Still, Minnesota came within inches of icing the game. With 2:11 remaining in regulation and a seven-point lead, and with the Falcons down to one timeout, the Vikings' Gary Anderson lined up for a 38-yard field goal. Anderson hadn't missed a kick since 1997; he had nailed all 39 of his field goal attempts after joining Minnesota in '98, including a 29-yarder and a 35-yarder earlier on Sunday. So, naturally, Anderson pulled this one about a foot to the left. "Once he missed," said Atlanta tackle Bob Whitfield, "you could see the light in everybody's eyes. It was like our fate was now in our hands."

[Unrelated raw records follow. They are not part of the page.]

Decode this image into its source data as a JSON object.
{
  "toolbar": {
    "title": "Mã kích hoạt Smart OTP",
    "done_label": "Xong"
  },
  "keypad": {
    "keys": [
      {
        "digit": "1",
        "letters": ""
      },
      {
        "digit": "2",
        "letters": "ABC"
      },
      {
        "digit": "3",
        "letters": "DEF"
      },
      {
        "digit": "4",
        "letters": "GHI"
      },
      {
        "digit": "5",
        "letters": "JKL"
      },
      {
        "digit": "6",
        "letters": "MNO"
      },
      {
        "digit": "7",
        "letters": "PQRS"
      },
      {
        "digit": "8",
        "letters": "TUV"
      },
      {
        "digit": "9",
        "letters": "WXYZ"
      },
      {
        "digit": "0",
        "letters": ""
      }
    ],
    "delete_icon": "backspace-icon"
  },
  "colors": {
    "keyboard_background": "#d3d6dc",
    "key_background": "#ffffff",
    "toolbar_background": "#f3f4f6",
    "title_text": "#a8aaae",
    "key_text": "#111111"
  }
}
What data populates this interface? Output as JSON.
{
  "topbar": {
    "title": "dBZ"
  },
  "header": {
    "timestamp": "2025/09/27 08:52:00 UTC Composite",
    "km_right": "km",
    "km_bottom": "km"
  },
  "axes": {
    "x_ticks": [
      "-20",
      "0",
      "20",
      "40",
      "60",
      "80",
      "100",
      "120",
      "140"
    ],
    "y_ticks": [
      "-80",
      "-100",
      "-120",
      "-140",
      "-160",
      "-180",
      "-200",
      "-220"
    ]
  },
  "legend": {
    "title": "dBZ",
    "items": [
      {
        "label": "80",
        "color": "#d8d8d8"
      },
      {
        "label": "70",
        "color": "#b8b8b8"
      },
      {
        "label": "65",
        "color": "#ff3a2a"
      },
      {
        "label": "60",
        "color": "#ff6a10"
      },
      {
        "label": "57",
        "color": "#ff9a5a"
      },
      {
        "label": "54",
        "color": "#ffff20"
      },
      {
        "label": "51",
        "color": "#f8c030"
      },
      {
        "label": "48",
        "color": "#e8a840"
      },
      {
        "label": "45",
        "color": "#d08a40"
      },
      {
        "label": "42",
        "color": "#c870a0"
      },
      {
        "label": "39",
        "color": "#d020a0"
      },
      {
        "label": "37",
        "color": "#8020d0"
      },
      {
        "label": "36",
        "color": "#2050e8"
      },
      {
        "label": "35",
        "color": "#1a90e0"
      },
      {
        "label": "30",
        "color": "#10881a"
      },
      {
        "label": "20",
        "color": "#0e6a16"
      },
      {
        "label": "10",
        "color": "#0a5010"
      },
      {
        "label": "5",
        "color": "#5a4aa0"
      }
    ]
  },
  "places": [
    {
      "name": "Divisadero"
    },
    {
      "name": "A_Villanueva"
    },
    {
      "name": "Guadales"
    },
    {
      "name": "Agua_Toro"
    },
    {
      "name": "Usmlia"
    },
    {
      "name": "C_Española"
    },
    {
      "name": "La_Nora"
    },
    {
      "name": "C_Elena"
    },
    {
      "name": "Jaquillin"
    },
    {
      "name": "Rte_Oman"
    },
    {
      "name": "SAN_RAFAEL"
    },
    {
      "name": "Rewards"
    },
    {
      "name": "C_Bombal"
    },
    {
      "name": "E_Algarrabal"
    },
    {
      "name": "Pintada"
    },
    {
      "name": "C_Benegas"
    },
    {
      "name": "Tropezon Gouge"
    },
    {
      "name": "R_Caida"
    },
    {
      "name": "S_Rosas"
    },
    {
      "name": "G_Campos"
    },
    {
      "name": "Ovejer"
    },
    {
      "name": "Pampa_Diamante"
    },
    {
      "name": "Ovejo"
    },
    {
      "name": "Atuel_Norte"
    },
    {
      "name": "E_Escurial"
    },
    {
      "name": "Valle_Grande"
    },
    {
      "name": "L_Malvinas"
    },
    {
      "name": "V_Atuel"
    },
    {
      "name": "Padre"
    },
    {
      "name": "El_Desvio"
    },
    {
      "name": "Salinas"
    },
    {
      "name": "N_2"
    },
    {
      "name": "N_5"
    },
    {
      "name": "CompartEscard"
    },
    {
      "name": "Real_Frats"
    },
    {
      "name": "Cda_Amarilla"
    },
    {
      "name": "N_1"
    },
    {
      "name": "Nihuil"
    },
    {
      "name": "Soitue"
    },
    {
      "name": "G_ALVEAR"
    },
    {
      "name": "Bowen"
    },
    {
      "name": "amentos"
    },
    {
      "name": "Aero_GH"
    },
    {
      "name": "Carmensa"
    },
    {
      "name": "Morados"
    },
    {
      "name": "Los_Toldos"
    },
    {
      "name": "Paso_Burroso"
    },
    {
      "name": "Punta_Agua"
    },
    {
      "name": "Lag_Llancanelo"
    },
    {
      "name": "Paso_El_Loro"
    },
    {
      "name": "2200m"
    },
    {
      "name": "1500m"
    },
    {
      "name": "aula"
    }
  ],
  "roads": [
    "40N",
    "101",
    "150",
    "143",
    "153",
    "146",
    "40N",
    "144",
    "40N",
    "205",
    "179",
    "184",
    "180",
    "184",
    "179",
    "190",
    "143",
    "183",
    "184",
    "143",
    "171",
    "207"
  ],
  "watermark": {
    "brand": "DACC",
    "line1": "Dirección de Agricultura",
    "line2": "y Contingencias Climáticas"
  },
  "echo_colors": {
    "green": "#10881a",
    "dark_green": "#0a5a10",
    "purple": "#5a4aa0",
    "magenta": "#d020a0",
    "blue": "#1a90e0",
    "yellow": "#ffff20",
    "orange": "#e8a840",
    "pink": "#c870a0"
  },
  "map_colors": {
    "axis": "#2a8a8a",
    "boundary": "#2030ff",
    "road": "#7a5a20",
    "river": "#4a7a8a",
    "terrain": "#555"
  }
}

Or was it, more specifically, in Buchanan's hands? The cornerback said that he "felt a little leather" as Anderson's kick whizzed past his outstretched arms. Six plays after hurting his knee, Buchanan had rushed around the right side of the Minnesota line and soared like Internet stock. "If the kick had been on line," Buchanan said, "it probably would have hit me in the face mask."
All day long Buchanan was a Dirty Bird doing dirty work, beginning with his war of words against the ultrareligious Carter. At one point, according to Buchanan, Carter said, "You either gotta be livin' for God or livin' with the devil." Buchanan shot back, "Yo, Cris, come on—I'm trying to talk some football trash here." Buchanan backed up his yapping, holding his own against Carter and Moss. In his most impressive feat, he ended the Vikings' opening overtime possession by going over the back of the 6'4" Moss to bat down a tipped pass.